Data listing —
──────

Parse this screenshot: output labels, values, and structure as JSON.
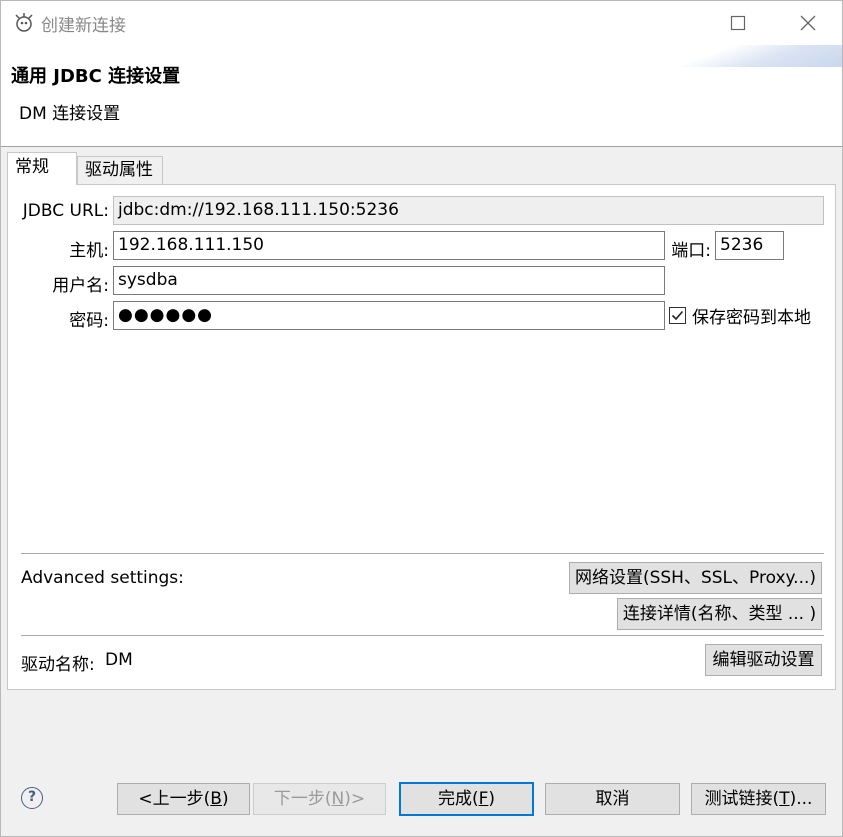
{
  "window": {
    "title": "创建新连接",
    "minimize_icon": "minimize-icon",
    "maximize_icon": "maximize-icon",
    "close_icon": "close-icon"
  },
  "header": {
    "title": "通用 JDBC 连接设置",
    "subtitle": "DM 连接设置"
  },
  "tabs": [
    {
      "label": "常规",
      "active": true
    },
    {
      "label": "驱动属性",
      "active": false
    }
  ],
  "form": {
    "jdbc_url_label": "JDBC URL:",
    "jdbc_url_value": "jdbc:dm://192.168.111.150:5236",
    "host_label": "主机:",
    "host_value": "192.168.111.150",
    "port_label": "端口:",
    "port_value": "5236",
    "username_label": "用户名:",
    "username_value": "sysdba",
    "password_label": "密码:",
    "password_mask": "●●●●●●",
    "save_password_label": "保存密码到本地",
    "save_password_checked": true
  },
  "advanced": {
    "label": "Advanced settings:",
    "network_button": "网络设置(SSH、SSL、Proxy...)",
    "details_button": "连接详情(名称、类型 ... )"
  },
  "driver": {
    "label": "驱动名称:",
    "name": "DM",
    "edit_button": "编辑驱动设置"
  },
  "footer": {
    "help_icon": "help-icon",
    "back_button": {
      "text": "<上一步(",
      "key": "B",
      "suffix": ")"
    },
    "next_button": {
      "text": "下一步(",
      "key": "N",
      "suffix": ")>"
    },
    "finish_button": {
      "text": "完成(",
      "key": "F",
      "suffix": ")"
    },
    "cancel_button": "取消",
    "test_button": {
      "text": "测试链接(",
      "key": "T",
      "suffix": ")..."
    }
  },
  "colors": {
    "accent": "#0078d7",
    "background": "#f0f0f0"
  }
}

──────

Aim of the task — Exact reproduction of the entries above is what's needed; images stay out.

Solution to the exercise —
Parse this screenshot: output labels, values, and structure as JSON.
{
  "window": {
    "title": "创建新连接",
    "minimize_icon": "minimize-icon",
    "maximize_icon": "maximize-icon",
    "close_icon": "close-icon"
  },
  "header": {
    "title": "通用 JDBC 连接设置",
    "subtitle": "DM 连接设置"
  },
  "tabs": [
    {
      "label": "常规",
      "active": true
    },
    {
      "label": "驱动属性",
      "active": false
    }
  ],
  "form": {
    "jdbc_url_label": "JDBC URL:",
    "jdbc_url_value": "jdbc:dm://192.168.111.150:5236",
    "host_label": "主机:",
    "host_value": "192.168.111.150",
    "port_label": "端口:",
    "port_value": "5236",
    "username_label": "用户名:",
    "username_value": "sysdba",
    "password_label": "密码:",
    "password_mask": "●●●●●●",
    "save_password_label": "保存密码到本地",
    "save_password_checked": true
  },
  "advanced": {
    "label": "Advanced settings:",
    "network_button": "网络设置(SSH、SSL、Proxy...)",
    "details_button": "连接详情(名称、类型 ... )"
  },
  "driver": {
    "label": "驱动名称:",
    "name": "DM",
    "edit_button": "编辑驱动设置"
  },
  "footer": {
    "help_icon": "help-icon",
    "back_button": {
      "text": "<上一步(",
      "key": "B",
      "suffix": ")"
    },
    "next_button": {
      "text": "下一步(",
      "key": "N",
      "suffix": ")>"
    },
    "finish_button": {
      "text": "完成(",
      "key": "F",
      "suffix": ")"
    },
    "cancel_button": "取消",
    "test_button": {
      "text": "测试链接(",
      "key": "T",
      "suffix": ")..."
    }
  },
  "colors": {
    "accent": "#0078d7",
    "background": "#f0f0f0"
  }
}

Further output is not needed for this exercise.